It's funny how a piece of paper can change your life-a diploma, a ticket . . . a plain, white envelope
For as long as I could remember, I was the girl with the plan. Good college, good medical school, good career. I would save lives instead of standing by helplessly, watching while they slipped away.
That was before my father called for the first time in fifteen years to tell me about the terminal illness stealing his life-an illness that might be stealing mine, too. It was before he gave me the name of a doctor and a plane ticket to Italy. Before I flew across an ocean. Before I realized how brilliantly bright life could be. Before I met Lucas.
He's everything I've always wanted, and the timing couldn't be worse. I can't do this to him-he deserves so much better. My head tells me I can't afford to fall in love with Lucas, but my heart won't listen. Lucas is fearless about the future, while I'm not even sure I have one. There's only one way to know what's ahead and it's waiting for me at home inside a plain, white envelope.
All I have to do, is open it . . . (90,000 words)
|Publisher:||Grand Central Publishing|
|Product dimensions:||5.20(w) x 7.80(h) x 0.90(d)|
About the Author
Marie Meyer is a teacher who spends her days in the classroom and her nights writing heartfelt romances. She is a proud mommy and enjoys helping her oldest daughter train for the Special Olympics, making up silly stories with her youngest daughter, and bingeing on weeks of DVR'd television with her husband.
Most Helpful Customer Reviews
The Turning Point is one of those books that you fall in love with, it's the type of book that you cant wait to pick up, but hate to put down! And I didn't, I read it in one sitting! It was really that good! I read books all the time. I'm a reviewer and that's what I do. This book grabbed me. I was so wrapped up I couldn't put it down! Sophia, is a young driven woman heading off to med school. Her father gives her a once in a lifetime trip to Italy and a horrible diagnosis that may end all her dreams. On this trip she fights the fear and hurt from her past and bumps (literally) into her future. This was such an awesome read! It was filled with pain, hope, love, and family. It was written so well you can't help but fall in love with it, I know I did! I fell in love! I love the characters, the story-line, the setting, I loved everything! The Turning Point hit so close to home for some reason. It just really had me, heart and soul!...Stormi
A compelling book about life and the power of love. Plus, the setting of this book was incredible. I want to go to Italy now!
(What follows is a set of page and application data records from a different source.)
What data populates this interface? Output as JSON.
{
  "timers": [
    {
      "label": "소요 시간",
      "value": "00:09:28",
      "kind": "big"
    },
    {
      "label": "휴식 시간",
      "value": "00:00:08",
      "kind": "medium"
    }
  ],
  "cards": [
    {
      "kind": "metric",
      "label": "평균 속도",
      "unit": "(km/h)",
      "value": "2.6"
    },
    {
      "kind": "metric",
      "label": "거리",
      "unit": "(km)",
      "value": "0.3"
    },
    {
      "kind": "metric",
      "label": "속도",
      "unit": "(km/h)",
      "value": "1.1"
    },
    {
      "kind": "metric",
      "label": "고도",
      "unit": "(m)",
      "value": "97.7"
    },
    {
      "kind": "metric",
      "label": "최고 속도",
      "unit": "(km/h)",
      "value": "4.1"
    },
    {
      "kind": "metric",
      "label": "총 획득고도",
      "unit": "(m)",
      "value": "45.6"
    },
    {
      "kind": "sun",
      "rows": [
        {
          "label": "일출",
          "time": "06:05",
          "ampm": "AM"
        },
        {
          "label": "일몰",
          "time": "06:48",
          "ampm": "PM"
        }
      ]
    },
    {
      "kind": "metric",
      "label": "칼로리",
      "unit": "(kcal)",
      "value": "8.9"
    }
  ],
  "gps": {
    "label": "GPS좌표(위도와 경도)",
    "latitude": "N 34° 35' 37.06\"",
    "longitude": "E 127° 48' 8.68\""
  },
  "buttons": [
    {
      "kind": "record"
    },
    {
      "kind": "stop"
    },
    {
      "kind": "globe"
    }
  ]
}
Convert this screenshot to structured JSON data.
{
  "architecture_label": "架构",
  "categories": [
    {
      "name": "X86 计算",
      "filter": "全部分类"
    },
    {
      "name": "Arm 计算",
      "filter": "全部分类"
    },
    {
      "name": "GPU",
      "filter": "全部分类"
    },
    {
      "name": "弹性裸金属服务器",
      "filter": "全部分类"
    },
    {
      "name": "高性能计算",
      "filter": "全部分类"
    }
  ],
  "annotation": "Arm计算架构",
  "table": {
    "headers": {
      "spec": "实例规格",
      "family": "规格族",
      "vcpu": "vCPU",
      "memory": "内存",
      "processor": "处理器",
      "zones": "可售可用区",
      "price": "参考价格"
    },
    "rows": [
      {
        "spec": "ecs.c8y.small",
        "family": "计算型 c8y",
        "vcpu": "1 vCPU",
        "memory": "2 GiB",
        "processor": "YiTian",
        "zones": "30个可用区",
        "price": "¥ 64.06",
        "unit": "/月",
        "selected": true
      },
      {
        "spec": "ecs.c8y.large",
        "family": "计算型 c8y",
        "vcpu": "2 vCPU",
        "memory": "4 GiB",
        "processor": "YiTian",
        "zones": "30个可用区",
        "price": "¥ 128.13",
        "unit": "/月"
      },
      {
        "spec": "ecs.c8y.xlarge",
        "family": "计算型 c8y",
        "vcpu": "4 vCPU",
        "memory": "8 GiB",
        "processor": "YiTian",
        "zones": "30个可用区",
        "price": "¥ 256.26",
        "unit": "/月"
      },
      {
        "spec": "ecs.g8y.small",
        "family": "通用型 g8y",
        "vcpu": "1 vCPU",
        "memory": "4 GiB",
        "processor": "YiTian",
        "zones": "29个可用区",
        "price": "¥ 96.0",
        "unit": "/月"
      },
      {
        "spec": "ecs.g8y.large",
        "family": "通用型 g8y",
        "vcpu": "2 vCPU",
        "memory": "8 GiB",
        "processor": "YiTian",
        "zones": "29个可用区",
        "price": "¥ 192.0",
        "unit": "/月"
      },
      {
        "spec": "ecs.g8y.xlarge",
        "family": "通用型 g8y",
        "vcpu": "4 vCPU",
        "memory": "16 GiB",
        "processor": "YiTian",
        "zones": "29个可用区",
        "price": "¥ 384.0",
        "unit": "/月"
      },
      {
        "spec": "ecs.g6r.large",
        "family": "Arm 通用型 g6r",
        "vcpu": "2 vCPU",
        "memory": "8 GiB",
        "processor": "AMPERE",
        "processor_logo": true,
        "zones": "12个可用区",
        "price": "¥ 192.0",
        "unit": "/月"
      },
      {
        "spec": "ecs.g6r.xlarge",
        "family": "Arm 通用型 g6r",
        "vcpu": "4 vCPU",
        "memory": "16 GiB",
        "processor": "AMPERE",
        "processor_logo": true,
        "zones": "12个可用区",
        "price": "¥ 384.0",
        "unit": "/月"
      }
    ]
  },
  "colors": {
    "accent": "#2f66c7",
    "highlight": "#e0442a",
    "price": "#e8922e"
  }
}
3 - "Live a little." Stars! This is one of those books that you love and hate in equal quantities. I loved the story line, the writing and plot development was extremely well executed. The main issues I had unfortunately were with the lead characters Sophia and Lucas… Sophia was 22 going on 12, I struggled big time with her for the first part of the book Pre-Italy as I just found her attitude to be so childish and spoilt, but once she arrived in Italy and shook off the daddy issues and the 'woe is me' attitude a bit, the reading got a lot easier. "Misery loves company." On the whole I quite liked Lucas, he was a little more easy-going and took Sophia out of her head, which really helped with the immaturity issues I experienced with her at the beginning of the story. And due to this the middle 60% of The Turning Point book isn’t too bad at all, you get to experience the sights and sounds of Italy through their adventures all the while the relationship and attraction between them is building. "I’ve been in a dark place for a while, and all I want to do is step into your light." But you are lead to understand that Lucas is in Italy, due to something upsetting happening to him back in the US, and when it is revealed, I kind of felt like a deflated balloon, because it all just seemed a little overblown to me… I don’t know, I think the easy-going 25 year old guy versus the issues he was apparently in Italy to get away from didn’t really correlate to me, in the grand scheme of the story. Happily-ever-after might not be in the cards for me, but that didn’t mean I couldn’t have a happily-right-now. Especially if you take into account Sophia’s reasons for being in Italy, and the little they were actually referred to for the bulk of the book. In fact it’s only really the beginning and the end they were rolled out as an excuse for her to act out like a petulant child, with a side of cowardly-martyrdom thrown in just for good measure, as I said I really did struggle with her and he theatrics at points. "I’m sorry jumped to conclusions." This isn’t a bad book, if you want something light and not too heavy going to read. Which considering the subject matter, is a little contrived, but I suppose it highlights that the author kept the angst and drama to a minimum (for the most part). I just found myself frustrated at times, I really did enjoy the middle part, I just found the beginning and end a little too hormonally charged, and I kind of expect twenty-somethings to have gotten over that sort of behaviour. ARC generously provided via the New Adult Book Club in exchange for the above honest review.